_TASK REQUIREMENTS_:
Here are some records. Print all of them exactly.

[RECORDS FOR THE EXERCISE — start]

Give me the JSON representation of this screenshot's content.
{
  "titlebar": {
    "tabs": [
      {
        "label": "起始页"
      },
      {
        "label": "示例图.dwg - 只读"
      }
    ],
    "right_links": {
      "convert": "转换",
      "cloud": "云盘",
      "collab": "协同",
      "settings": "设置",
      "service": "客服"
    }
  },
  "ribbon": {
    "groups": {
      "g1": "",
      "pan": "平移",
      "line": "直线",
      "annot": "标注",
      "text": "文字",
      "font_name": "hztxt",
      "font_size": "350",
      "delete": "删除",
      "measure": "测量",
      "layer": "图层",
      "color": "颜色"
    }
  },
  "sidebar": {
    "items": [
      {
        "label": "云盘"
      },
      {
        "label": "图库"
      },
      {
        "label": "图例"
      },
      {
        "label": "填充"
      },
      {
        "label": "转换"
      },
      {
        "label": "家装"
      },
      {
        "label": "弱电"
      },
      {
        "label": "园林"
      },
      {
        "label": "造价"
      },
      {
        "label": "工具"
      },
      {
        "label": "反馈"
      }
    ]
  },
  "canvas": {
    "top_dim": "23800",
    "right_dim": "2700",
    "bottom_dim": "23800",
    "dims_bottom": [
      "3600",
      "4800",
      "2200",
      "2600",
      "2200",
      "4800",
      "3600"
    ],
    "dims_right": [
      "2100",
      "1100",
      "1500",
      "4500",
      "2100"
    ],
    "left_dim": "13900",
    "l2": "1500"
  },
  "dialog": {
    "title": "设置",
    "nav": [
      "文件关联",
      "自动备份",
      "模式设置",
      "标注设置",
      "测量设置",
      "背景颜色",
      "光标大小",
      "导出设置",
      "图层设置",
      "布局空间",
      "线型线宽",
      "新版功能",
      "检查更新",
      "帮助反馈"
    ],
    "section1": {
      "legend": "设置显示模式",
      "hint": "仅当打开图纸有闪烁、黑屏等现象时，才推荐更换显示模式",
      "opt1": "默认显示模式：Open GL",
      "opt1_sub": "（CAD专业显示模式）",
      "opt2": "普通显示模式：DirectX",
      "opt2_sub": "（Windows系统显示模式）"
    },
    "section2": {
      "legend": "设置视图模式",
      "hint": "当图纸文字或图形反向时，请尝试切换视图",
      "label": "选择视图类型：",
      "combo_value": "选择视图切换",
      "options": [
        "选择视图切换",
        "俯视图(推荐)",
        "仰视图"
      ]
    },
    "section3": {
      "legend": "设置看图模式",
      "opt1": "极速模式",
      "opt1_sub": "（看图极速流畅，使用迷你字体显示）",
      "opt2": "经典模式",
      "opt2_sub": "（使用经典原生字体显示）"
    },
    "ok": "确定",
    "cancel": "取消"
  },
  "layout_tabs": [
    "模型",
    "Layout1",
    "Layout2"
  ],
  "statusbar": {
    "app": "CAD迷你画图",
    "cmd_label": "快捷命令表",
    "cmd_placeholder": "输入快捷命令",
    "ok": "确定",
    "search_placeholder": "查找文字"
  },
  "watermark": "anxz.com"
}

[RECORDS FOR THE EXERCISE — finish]

_TASK RESPONSE_:
Give me the JSON representation of this screenshot's content.
{
  "titlebar": {
    "tabs": [
      {
        "label": "起始页"
      },
      {
        "label": "示例图.dwg - 只读"
      }
    ],
    "right_links": {
      "convert": "转换",
      "cloud": "云盘",
      "collab": "协同",
      "settings": "设置",
      "service": "客服"
    }
  },
  "ribbon": {
    "groups": {
      "g1": "",
      "pan": "平移",
      "line": "直线",
      "annot": "标注",
      "text": "文字",
      "font_name": "hztxt",
      "font_size": "350",
      "delete": "删除",
      "measure": "测量",
      "layer": "图层",
      "color": "颜色"
    }
  },
  "sidebar": {
    "items": [
      {
        "label": "云盘"
      },
      {
        "label": "图库"
      },
      {
        "label": "图例"
      },
      {
        "label": "填充"
      },
      {
        "label": "转换"
      },
      {
        "label": "家装"
      },
      {
        "label": "弱电"
      },
      {
        "label": "园林"
      },
      {
        "label": "造价"
      },
      {
        "label": "工具"
      },
      {
        "label": "反馈"
      }
    ]
  },
  "canvas": {
    "top_dim": "23800",
    "right_dim": "2700",
    "bottom_dim": "23800",
    "dims_bottom": [
      "3600",
      "4800",
      "2200",
      "2600",
      "2200",
      "4800",
      "3600"
    ],
    "dims_right": [
      "2100",
      "1100",
      "1500",
      "4500",
      "2100"
    ],
    "left_dim": "13900",
    "l2": "1500"
  },
  "dialog": {
    "title": "设置",
    "nav": [
      "文件关联",
      "自动备份",
      "模式设置",
      "标注设置",
      "测量设置",
      "背景颜色",
      "光标大小",
      "导出设置",
      "图层设置",
      "布局空间",
      "线型线宽",
      "新版功能",
      "检查更新",
      "帮助反馈"
    ],
    "section1": {
      "legend": "设置显示模式",
      "hint": "仅当打开图纸有闪烁、黑屏等现象时，才推荐更换显示模式",
      "opt1": "默认显示模式：Open GL",
      "opt1_sub": "（CAD专业显示模式）",
      "opt2": "普通显示模式：DirectX",
      "opt2_sub": "（Windows系统显示模式）"
    },
    "section2": {
      "legend": "设置视图模式",
      "hint": "当图纸文字或图形反向时，请尝试切换视图",
      "label": "选择视图类型：",
      "combo_value": "选择视图切换",
      "options": [
        "选择视图切换",
        "俯视图(推荐)",
        "仰视图"
      ]
    },
    "section3": {
      "legend": "设置看图模式",
      "opt1": "极速模式",
      "opt1_sub": "（看图极速流畅，使用迷你字体显示）",
      "opt2": "经典模式",
      "opt2_sub": "（使用经典原生字体显示）"
    },
    "ok": "确定",
    "cancel": "取消"
  },
  "layout_tabs": [
    "模型",
    "Layout1",
    "Layout2"
  ],
  "statusbar": {
    "app": "CAD迷你画图",
    "cmd_label": "快捷命令表",
    "cmd_placeholder": "输入快捷命令",
    "ok": "确定",
    "search_placeholder": "查找文字"
  },
  "watermark": "anxz.com"
}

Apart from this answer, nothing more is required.